Apart from the Kajkavci dialect, the whole body of Serbo-Croatian literature up to the 19th century may justly be regarded as the common heritage of Serbs and Croats. The linguistic and literary reforms which Dossitey Obradovich and Vuk Stefanovich Karajich carried out in Servia about the close of this period helped to stimulate among the Croats a new interest in their national history, their traditions, folk-songs and folk-tales. One result of this nationalist revival was the unsuccessful attempt made between 1814 and 1830 to raise the Cakavci dialect to the rank of a distinctive literary language for Croatia-Slavonia; but the Illyrist movement of 1840 led to the adoption of the Štokavci, which was already the vernacular of the majority of Serbo-Croats. Ljudevit Gaj (1809-1872), though he failed to create an artificial literary language by the fusion of the principal dialects spoken by Serbs, Croats and Slovenes, was by his championship of Illyrism instrumental in securing the triumph of the Štokavci. Gaj was a poet of considerable talent, and one of the founders of Croatian journalism. Among other writers of the first half of the 19th century may be mentioned Ivan Mažuranic (1813-1890), whose first poems were published in the Danica ilirska (“Illyrian Dawnstar”), a journal founded and for a time edited by Gaj. In 1846 Mažuranic published his Smrt Smail Aga Cengica (“Death of Ismail Aga Cengic”), called by Serbo-Croats the “Epos of Hate.” This remarkable poem, written in the metre of the old Servian ballads, gives a vivid description of life in Bosnia under Turkish rule, and of the hereditary border feuds between Christians and Moslems.

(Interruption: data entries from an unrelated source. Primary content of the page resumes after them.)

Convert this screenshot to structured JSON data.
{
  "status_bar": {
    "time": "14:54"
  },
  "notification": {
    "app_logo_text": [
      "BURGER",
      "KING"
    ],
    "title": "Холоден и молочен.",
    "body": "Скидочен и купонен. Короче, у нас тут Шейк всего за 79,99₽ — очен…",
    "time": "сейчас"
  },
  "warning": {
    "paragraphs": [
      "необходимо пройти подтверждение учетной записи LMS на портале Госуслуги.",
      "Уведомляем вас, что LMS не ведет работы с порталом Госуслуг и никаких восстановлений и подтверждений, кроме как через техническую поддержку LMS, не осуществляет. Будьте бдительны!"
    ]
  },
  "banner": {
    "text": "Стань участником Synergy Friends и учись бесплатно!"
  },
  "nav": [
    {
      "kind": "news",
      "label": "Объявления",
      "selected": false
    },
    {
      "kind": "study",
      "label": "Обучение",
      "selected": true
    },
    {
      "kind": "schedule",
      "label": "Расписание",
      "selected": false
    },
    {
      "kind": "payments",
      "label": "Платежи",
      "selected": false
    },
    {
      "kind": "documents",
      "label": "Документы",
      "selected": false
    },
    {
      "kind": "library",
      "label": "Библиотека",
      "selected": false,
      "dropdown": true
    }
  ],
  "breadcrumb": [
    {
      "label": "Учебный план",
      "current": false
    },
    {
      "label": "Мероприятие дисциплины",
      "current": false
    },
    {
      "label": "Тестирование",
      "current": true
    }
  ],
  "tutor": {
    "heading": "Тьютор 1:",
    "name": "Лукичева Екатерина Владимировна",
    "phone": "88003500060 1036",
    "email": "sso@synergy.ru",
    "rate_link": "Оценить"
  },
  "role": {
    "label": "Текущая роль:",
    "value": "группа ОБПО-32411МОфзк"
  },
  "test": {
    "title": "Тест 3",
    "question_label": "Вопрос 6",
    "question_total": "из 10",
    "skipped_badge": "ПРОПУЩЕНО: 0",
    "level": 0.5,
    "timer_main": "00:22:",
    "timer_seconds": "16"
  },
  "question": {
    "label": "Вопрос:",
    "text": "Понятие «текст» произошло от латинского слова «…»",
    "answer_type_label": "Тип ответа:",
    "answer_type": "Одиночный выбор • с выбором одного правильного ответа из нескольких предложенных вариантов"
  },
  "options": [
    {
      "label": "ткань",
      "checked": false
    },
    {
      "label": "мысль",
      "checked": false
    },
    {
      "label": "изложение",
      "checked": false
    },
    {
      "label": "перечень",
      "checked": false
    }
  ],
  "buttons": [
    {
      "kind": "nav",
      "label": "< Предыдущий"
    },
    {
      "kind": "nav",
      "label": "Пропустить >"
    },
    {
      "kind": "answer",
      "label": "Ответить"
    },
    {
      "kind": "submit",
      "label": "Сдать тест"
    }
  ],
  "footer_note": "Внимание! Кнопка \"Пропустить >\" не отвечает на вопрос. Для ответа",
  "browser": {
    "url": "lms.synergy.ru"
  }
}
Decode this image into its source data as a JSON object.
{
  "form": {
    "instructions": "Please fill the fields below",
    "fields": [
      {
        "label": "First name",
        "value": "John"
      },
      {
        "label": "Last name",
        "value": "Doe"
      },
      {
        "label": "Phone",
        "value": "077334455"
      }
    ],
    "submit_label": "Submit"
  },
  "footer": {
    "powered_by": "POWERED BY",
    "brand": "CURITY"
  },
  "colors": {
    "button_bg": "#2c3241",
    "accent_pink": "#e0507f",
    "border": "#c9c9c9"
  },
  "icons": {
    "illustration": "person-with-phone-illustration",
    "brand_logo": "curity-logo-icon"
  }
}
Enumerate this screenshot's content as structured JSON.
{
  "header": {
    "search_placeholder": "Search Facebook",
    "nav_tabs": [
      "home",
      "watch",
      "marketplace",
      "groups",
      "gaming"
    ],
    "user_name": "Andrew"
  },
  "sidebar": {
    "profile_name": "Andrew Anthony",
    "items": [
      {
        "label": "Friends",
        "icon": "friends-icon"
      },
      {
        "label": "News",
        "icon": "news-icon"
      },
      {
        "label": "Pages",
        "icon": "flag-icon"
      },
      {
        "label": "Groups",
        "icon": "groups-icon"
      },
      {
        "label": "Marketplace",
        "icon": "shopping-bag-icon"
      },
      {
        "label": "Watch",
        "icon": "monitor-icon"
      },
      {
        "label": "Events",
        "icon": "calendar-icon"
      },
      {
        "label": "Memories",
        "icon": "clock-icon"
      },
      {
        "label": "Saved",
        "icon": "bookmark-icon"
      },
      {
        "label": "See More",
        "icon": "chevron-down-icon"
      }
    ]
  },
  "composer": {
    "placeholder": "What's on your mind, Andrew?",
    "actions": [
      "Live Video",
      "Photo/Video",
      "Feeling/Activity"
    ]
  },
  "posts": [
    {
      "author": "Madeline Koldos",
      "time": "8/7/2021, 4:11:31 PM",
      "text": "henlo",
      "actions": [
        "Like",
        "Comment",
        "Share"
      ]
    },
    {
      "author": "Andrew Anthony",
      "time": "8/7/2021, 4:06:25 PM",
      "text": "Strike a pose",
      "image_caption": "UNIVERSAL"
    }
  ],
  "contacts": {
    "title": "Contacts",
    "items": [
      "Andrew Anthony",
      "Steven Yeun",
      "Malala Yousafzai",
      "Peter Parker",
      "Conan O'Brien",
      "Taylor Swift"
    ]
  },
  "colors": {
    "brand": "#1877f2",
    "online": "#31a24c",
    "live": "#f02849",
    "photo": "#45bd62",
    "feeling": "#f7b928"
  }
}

In later life Mažuranic distinguished himself as a statesman, and became ban of Croatia from 1873 to 1880. Other writers representative of Croatian literature before 1867 were the lyric poet Stanko Vraz (1810-1851) and Dragutin Rakovac (1813-1854), the author of many patriotic songs.

With the foundation of the South Slavonic Academy at Agram, in 1867, the study of science and history received a new impetus. Under the presidency of Franko Racki (1825-1894) the academy, with its journal the Rad jugoskovenske Akademije, became the headquarters of an active group of savants, among whom may be mentioned Vastroslav Jagic (b. 1838), sometime editor of the Archiv für slavische Philologie; the historians Šime Ljubic (1822-1896) and Vjekoslav Klaic, author of several standard works on Croatia and the Croats; the lexicographer Bogoslav Šulek (1816-1895); the ethnographer and philologist Franko Karelac (1811-1874). In Dalmatia, where the Ragusan journal Slovinac has served, like the Agram Rad, as a focus of literary activity, there have been numerous poets and prose writers, associated, in many cases, with the Illyrist or the nationalist propaganda. Among these may be mentioned Count Medo Pucic (1821-1882), and the dramatist Matija Ban (1818-1903), whose tragedy Meyrimah is considered by many the finest dramatic poem in the Serbo-Croatian language.